Wesley also "laid hands" on Coke--although he was already a clergyman of the Church of England--naming him as "general superintendent" in America. This act was later taken to mean that Wesley had consecrated Coke as bishop. Coke was instructed to ordain Asbury, then still a lay preacher, who was to be his co-general superintendent.
Before arriving at Barratt's, Coke had worked his way down from New York, preaching at many places, but he had not yet consecrated Holy Communion in the States.
A Sacramental First
Asbury was surprised that Holy Communion was celebrated that day at Barratt's; perhaps unaware that Wesley had ordained Richard Whatcoat, who accompanied Coke. The occasion was a quarterly conference of the lay pastors in the area, the Eastern Shore being prime territory for the Methodist movement. That the meeting was set for Barratt's, even though the chapel was in the woods, was not surprising because of its size and location.
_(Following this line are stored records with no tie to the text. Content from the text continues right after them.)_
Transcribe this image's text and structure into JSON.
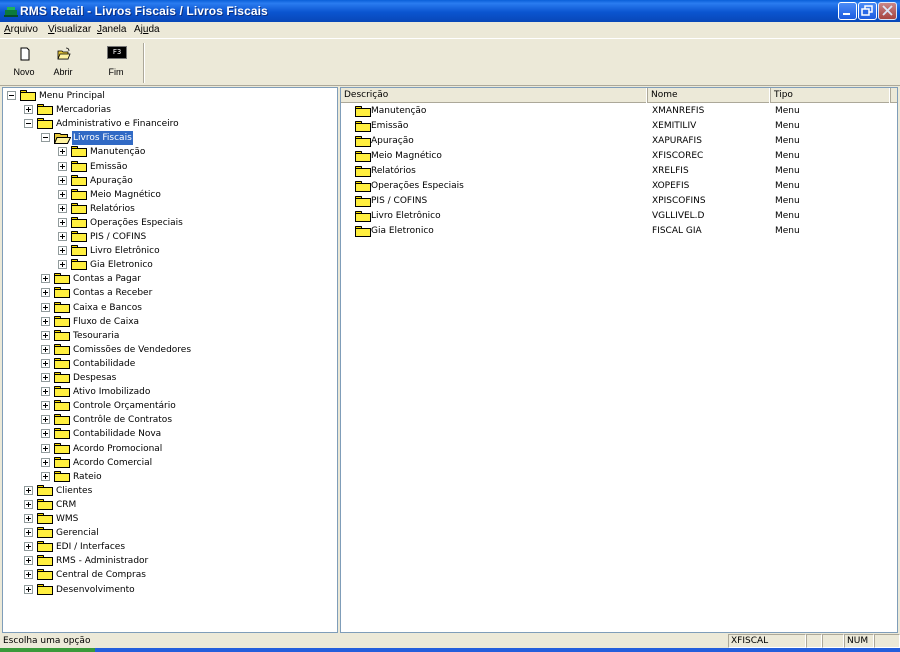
{
  "window": {
    "title": "RMS Retail - Livros Fiscais / Livros Fiscais"
  },
  "menubar": [
    {
      "pre": "",
      "u": "A",
      "post": "rquivo"
    },
    {
      "pre": "",
      "u": "V",
      "post": "isualizar"
    },
    {
      "pre": "",
      "u": "J",
      "post": "anela"
    },
    {
      "pre": "Aj",
      "u": "u",
      "post": "da"
    }
  ],
  "toolbar": {
    "novo_label": "Novo",
    "abrir_label": "Abrir",
    "fim_label": "Fim",
    "fim_key": "F3"
  },
  "tree": {
    "root": "Menu Principal",
    "level1a": [
      "Mercadorias",
      "Administrativo e Financeiro"
    ],
    "selected": "Livros Fiscais",
    "livros_children": [
      "Manutenção",
      "Emissão",
      "Apuração",
      "Meio Magnético",
      "Relatórios",
      "Operações Especiais",
      "PIS / COFINS",
      "Livro Eletrônico",
      "Gia Eletronico"
    ],
    "adm_children": [
      "Contas a Pagar",
      "Contas a Receber",
      "Caixa e Bancos",
      "Fluxo de Caixa",
      "Tesouraria",
      "Comissões de Vendedores",
      "Contabilidade",
      "Despesas",
      "Ativo Imobilizado",
      "Controle Orçamentário",
      "Contrôle de Contratos",
      "Contabilidade Nova",
      "Acordo Promocional",
      "Acordo Comercial",
      "Rateio"
    ],
    "level1b": [
      "Clientes",
      "CRM",
      "WMS",
      "Gerencial",
      "EDI / Interfaces",
      "RMS - Administrador",
      "Central de Compras",
      "Desenvolvimento"
    ]
  },
  "list": {
    "columns": [
      "Descrição",
      "Nome",
      "Tipo"
    ],
    "rows": [
      {
        "desc": "Manutenção",
        "nome": "XMANREFIS",
        "tipo": "Menu"
      },
      {
        "desc": "Emissão",
        "nome": "XEMITILIV",
        "tipo": "Menu"
      },
      {
        "desc": "Apuração",
        "nome": "XAPURAFIS",
        "tipo": "Menu"
      },
      {
        "desc": "Meio Magnético",
        "nome": "XFISCOREC",
        "tipo": "Menu"
      },
      {
        "desc": "Relatórios",
        "nome": "XRELFIS",
        "tipo": "Menu"
      },
      {
        "desc": "Operações Especiais",
        "nome": "XOPEFIS",
        "tipo": "Menu"
      },
      {
        "desc": "PIS / COFINS",
        "nome": "XPISCOFINS",
        "tipo": "Menu"
      },
      {
        "desc": "Livro Eletrônico",
        "nome": "VGLLIVEL.D",
        "tipo": "Menu"
      },
      {
        "desc": "Gia Eletronico",
        "nome": "FISCAL GIA",
        "tipo": "Menu"
      }
    ]
  },
  "status": {
    "message": "Escolha uma opção",
    "module": "XFISCAL",
    "num": "NUM"
  }
}
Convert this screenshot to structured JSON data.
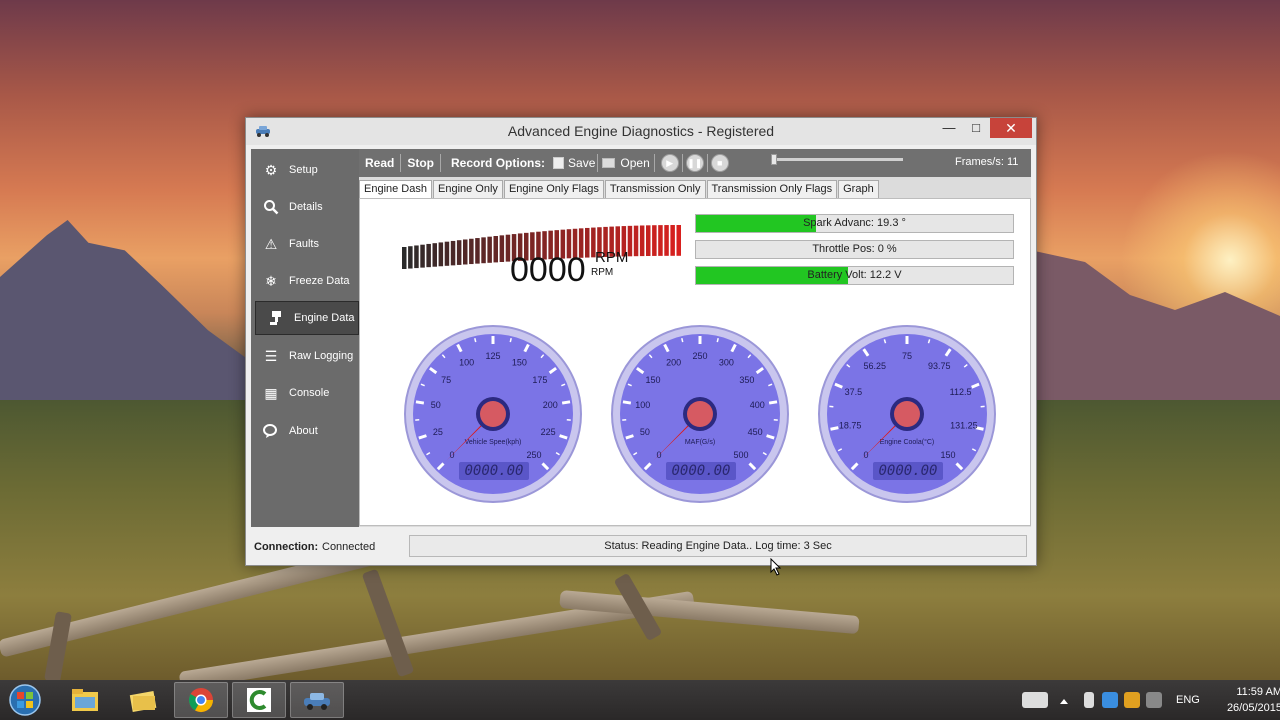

Coke, Wesley, and 11 preachers ate Sunday dinner at the home of Phillip Barratt's widow--the prosperous farmer had died two weeks earlier--about a mile from the chapel. Following the meal, Asbury and Coke retired from the others to discuss the future of their movement in the new country. They agreed to the idea of calling a general conference in Baltimore at Christmas for the lay preachers across the States to convene.
The 11 preachers present agreed to the plan and one of them, a youth named Freeborn Garrison, was dispatched to make a huge circuit carrying the news of the forthcoming Christmas Conference. At that event in Baltimore, Coke and others ordained Asbury; both Coke and Asbury were elected as general superintendents, a designation formally changed to "bishop" by the General Conference of 1787.
Of the two men who met at Barratt's on November 14, 1774, Asbury would exert the greatest influence on the future of Methodism in the US; Coke would point Methodism in England and the States toward the great work of worldwide mission.
(This is the first in a series of articles on the founding and missionary thrust of Methodism in the United States. Future entries will deal with the Christmas Conference, the careers of Francis Asbury and Thomas Coke, and the roles of women and racial groups in early mission outreach.)
Date posted: Nov 12, 2009